air – as morning man on KSMO and KKHI (both at 1550 AM), KWUN (1480
AM) or KNBC/KNBR (680 AM), host of specialty programs ("Pledger
Plays The Classics," "Pledger Plays Polkas") and advertising
pitchman. A University of Wisconsin graduate with a degree in law,
Pledger made his name originally as a sportscaster before settling
in as one of San Francisco’s most popular announcers. Later owned
San Mateo’s KOFY (1050 AM). He passed away in April 2008 at the age
DAVE SHOLIN — Another of San Francisco State University’s
endless stream of talented broadcasters, Dave Sholin – "The Duke" –
got his start at San Jose’s KLIV (1590 AM) and KARA (105.7 FM).
Having quickly built a reputation for having a "golden ear," he was
hired by the legendary KFRC (610 AM) as music director; he cemented
his reputation by being named Music Director of the Year by the
Gavin Report as KFRC pulled off an unprecedented string of seven
consecutive Billboard Major Market Top 40 Station of the Year
awards. Later named national music director for KFRC’s parent
company, RKO General, he took the job one step beyond by creating a
series of RKO Radio Network specials featuring stars such as Paul
McCartney, Rod Stewart and Stevie Wonder, as well as a historic
interview with John Lennon and Yoko Ono conducted only hours before
Lennon’s murder. Dave Sholin is currently the morning host at
Classic Hits KFRC (106.9 FM).
ROY STOREY — Another
member of the Class of 2008’s stellar group of sportscasters, Roy
Storey excelled in all fields but was unparalleled when it came to
describing ice hockey on the air. His long career included stints
behind the microphone for major league baseball recreations on KYA
and for one of the earliest sports-talk programs in the mid-1950s on
Oakland’s KLX. Roy was also the color and play-by-play voice of the
San Francisco 49ers (alongside fellow inductee Bob Fouts), the
Western Hockey League Seals (alongside fellow inductee Don Klein)
and the NHL Oakland Seals. He was the radio announcer for hockey
matches at the 1960 Winter Olympics at Squaw Valley, and was the
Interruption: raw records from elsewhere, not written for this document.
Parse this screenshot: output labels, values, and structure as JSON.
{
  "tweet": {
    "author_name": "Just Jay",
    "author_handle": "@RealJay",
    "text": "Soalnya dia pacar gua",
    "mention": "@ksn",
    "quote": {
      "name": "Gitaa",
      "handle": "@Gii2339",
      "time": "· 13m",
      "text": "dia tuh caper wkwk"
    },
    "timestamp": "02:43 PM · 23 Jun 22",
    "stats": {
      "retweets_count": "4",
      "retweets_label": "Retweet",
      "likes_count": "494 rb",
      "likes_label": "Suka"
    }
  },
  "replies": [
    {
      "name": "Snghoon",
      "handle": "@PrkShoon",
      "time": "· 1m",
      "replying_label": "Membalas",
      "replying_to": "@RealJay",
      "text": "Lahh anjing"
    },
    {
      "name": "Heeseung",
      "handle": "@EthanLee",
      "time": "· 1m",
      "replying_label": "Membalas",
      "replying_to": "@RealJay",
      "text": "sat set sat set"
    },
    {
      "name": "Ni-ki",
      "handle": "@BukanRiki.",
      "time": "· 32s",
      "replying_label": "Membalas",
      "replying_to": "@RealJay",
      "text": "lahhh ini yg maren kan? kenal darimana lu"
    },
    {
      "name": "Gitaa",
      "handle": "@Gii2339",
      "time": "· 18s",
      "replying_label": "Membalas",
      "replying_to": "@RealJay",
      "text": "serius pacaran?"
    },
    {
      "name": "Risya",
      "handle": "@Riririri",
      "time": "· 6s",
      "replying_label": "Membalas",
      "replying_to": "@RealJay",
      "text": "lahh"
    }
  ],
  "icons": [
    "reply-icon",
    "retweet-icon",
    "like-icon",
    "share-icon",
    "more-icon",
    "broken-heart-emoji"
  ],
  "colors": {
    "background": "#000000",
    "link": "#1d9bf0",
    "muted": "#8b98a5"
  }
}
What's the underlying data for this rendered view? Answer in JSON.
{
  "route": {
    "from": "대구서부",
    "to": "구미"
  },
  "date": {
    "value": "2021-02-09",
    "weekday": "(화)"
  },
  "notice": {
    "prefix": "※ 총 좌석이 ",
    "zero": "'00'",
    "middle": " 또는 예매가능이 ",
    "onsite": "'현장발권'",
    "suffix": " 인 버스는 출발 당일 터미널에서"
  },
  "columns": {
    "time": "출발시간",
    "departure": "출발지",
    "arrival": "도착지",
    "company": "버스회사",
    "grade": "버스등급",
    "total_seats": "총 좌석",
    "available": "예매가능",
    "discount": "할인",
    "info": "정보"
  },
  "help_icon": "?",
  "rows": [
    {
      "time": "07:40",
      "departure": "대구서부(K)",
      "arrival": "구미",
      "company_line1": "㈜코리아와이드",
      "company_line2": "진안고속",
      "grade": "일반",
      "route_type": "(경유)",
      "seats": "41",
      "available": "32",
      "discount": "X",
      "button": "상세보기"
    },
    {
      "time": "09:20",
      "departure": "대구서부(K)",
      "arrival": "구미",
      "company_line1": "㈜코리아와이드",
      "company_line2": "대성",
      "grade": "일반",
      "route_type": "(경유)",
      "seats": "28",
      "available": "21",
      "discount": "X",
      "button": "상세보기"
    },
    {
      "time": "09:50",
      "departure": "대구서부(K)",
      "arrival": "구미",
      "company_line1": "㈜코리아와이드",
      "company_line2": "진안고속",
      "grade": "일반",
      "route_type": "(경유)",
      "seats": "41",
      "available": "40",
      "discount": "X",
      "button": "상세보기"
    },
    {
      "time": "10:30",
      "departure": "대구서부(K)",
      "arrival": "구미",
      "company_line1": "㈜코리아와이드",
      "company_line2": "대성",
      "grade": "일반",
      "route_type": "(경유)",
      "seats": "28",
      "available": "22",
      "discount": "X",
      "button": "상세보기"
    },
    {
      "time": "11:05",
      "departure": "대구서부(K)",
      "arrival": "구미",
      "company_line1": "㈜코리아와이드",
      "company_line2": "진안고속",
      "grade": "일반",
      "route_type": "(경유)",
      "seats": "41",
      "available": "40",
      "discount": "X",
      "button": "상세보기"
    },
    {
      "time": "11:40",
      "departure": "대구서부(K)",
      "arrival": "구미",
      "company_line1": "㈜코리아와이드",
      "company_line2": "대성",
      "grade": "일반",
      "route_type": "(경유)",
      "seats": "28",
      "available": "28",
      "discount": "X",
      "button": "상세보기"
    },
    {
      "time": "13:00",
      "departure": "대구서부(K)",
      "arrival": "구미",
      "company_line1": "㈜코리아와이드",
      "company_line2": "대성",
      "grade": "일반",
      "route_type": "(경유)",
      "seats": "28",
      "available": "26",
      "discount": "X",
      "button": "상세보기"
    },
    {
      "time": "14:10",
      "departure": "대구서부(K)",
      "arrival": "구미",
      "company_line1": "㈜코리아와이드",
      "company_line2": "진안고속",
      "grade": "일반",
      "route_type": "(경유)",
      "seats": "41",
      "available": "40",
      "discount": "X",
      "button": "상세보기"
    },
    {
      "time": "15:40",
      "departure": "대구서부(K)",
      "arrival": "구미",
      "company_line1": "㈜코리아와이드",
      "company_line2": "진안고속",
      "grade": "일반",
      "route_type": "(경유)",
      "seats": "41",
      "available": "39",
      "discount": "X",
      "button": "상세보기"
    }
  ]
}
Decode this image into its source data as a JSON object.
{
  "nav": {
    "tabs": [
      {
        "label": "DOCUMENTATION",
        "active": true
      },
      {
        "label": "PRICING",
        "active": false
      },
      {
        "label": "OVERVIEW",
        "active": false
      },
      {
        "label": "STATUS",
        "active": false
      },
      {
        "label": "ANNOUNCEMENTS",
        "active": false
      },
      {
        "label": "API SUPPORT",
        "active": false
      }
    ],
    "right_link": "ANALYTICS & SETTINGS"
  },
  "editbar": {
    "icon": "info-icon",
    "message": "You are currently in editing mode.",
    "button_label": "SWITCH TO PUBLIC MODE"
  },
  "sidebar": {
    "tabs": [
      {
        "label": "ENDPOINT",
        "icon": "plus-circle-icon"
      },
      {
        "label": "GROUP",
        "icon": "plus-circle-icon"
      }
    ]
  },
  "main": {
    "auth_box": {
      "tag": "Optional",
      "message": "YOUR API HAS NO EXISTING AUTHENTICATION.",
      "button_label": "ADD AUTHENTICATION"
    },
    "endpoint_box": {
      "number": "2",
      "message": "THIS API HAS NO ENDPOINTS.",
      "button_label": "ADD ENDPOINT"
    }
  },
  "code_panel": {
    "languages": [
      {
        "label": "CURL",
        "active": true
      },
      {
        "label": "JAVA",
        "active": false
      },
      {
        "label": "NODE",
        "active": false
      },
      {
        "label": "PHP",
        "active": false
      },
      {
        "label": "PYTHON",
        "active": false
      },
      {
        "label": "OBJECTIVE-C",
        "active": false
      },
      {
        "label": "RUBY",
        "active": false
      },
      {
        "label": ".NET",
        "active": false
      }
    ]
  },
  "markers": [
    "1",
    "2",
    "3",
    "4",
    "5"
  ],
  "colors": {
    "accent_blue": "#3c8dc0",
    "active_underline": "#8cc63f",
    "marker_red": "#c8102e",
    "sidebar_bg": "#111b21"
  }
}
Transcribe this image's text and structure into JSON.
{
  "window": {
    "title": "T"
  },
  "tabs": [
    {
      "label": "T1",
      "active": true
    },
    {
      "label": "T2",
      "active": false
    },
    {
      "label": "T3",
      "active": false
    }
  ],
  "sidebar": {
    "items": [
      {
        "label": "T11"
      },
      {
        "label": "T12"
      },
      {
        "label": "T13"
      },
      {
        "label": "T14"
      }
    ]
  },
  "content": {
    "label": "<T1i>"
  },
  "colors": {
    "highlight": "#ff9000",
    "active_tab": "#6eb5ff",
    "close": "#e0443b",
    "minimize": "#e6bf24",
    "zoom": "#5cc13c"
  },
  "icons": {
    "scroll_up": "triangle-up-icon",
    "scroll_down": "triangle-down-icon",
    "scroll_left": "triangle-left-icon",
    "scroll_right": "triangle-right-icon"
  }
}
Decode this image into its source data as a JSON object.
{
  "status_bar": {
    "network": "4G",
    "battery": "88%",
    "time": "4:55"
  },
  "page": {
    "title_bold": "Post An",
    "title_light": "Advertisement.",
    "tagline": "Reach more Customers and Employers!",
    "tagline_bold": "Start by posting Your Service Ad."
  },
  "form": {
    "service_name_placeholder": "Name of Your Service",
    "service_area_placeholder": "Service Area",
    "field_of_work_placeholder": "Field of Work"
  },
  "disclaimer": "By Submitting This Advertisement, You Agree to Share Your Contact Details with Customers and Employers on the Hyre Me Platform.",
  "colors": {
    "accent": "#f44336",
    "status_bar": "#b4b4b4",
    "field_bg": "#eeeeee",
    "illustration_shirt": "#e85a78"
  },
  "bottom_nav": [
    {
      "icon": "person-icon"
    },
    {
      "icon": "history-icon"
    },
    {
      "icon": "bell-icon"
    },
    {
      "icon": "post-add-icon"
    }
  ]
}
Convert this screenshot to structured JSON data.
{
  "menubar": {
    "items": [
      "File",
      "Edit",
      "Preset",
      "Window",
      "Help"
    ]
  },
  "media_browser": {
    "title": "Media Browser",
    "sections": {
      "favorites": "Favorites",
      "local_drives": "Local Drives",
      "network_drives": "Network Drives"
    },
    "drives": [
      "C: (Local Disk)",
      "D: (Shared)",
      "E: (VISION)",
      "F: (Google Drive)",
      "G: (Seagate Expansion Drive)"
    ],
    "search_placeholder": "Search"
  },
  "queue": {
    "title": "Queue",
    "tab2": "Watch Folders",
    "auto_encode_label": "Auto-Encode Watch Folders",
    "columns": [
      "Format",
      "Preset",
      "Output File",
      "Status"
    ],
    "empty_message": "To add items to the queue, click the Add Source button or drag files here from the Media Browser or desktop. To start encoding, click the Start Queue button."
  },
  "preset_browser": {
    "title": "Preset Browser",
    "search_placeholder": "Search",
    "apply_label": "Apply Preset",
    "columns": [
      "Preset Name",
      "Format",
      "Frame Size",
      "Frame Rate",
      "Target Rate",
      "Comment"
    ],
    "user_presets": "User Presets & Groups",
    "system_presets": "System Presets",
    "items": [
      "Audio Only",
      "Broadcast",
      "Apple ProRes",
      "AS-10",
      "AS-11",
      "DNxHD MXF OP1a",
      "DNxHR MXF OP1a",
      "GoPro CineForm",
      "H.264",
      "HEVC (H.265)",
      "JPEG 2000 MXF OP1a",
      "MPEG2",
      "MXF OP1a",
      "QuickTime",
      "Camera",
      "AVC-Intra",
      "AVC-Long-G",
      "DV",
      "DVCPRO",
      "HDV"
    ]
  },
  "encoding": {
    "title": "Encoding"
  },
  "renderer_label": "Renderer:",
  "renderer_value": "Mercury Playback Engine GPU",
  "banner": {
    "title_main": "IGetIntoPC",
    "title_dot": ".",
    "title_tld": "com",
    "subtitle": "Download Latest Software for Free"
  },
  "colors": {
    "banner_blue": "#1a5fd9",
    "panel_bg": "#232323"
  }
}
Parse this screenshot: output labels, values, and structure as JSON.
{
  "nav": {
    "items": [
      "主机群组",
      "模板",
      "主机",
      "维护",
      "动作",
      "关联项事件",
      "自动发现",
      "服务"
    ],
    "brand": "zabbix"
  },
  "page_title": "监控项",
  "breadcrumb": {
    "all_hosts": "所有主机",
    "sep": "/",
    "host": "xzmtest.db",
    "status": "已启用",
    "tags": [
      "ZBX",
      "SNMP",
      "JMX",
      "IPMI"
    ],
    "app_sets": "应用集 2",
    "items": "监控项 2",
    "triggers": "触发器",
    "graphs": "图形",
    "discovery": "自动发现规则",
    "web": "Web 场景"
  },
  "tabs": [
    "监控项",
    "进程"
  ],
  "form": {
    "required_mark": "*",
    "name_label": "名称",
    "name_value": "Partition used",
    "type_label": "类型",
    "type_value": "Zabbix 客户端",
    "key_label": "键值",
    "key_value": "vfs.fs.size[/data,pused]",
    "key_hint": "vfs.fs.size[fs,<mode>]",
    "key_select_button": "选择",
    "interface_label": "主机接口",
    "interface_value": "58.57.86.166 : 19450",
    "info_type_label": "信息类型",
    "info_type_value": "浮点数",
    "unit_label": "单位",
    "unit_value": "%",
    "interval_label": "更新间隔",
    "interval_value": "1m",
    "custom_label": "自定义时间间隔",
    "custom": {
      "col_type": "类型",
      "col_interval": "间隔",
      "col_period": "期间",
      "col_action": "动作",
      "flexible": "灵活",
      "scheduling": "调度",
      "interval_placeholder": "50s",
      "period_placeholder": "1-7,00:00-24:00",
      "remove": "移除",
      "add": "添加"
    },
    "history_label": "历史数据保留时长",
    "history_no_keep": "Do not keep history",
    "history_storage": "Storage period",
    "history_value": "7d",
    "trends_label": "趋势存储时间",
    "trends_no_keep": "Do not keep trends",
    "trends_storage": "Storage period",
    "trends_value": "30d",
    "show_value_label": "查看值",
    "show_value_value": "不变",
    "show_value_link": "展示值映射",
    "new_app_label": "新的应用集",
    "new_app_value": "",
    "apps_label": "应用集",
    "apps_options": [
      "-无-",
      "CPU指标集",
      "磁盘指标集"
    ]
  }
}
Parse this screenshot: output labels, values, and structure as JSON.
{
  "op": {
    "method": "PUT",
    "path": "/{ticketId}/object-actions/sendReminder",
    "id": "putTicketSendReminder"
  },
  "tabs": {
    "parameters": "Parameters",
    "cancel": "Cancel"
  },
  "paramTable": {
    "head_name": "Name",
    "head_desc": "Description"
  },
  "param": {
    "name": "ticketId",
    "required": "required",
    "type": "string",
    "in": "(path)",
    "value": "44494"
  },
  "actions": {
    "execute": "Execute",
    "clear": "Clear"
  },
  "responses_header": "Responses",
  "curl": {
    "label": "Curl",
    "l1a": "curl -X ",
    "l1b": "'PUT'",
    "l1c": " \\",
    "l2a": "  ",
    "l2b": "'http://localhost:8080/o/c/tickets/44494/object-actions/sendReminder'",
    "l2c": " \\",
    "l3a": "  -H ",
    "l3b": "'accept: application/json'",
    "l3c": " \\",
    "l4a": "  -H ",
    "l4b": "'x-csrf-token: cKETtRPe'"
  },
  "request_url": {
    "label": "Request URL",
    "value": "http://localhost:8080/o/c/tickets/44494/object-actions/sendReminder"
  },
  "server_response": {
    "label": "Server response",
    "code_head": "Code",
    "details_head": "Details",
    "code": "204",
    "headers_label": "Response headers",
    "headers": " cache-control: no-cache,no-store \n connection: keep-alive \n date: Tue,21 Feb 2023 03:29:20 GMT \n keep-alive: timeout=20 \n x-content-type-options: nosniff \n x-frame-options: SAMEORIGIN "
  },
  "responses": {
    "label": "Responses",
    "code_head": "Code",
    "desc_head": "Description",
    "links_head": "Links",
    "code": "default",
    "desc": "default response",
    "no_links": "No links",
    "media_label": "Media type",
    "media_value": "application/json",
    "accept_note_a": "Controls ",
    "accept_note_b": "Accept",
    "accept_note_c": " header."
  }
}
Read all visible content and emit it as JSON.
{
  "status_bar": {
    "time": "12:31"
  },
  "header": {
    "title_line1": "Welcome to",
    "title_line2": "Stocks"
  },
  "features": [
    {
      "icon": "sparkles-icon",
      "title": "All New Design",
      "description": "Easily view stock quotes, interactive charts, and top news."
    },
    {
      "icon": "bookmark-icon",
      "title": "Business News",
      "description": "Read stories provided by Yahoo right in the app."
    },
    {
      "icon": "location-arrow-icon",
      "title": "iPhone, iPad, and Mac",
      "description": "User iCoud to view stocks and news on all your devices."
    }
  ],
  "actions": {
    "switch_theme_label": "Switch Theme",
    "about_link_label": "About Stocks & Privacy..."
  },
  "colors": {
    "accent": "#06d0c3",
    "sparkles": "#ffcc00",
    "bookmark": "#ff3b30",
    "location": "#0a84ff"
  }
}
voice of St. Mary’s College basketball for many years. In addition,
he was a news anchor at 1260/KYA in the 1970s.
RUSS "THE MOOSE" SYRACUSE
— One of KYA’s famed New York imports in the early 1960s (along with
Gene Nelson, Tommy Saunders, Peter Tripp, Johnny Holliday and Larry
Brownell), Russ The Moose served as captain of the "All-Night
Flight" on "Super Freak 1260," dive-bombing bad records – and some
commercials that didn’t appeal to him – while serving up tasty
laminated yak fat sandwiches to his insomniac passengers. His local
career also took him to KFRC (on two occasions), KSFO (three times),
KNBR (once) and back to KYA (for a total of four stints). A legend
among his fellow broadcasters, Russ The Moose passed away in 2000 at
the age of 70.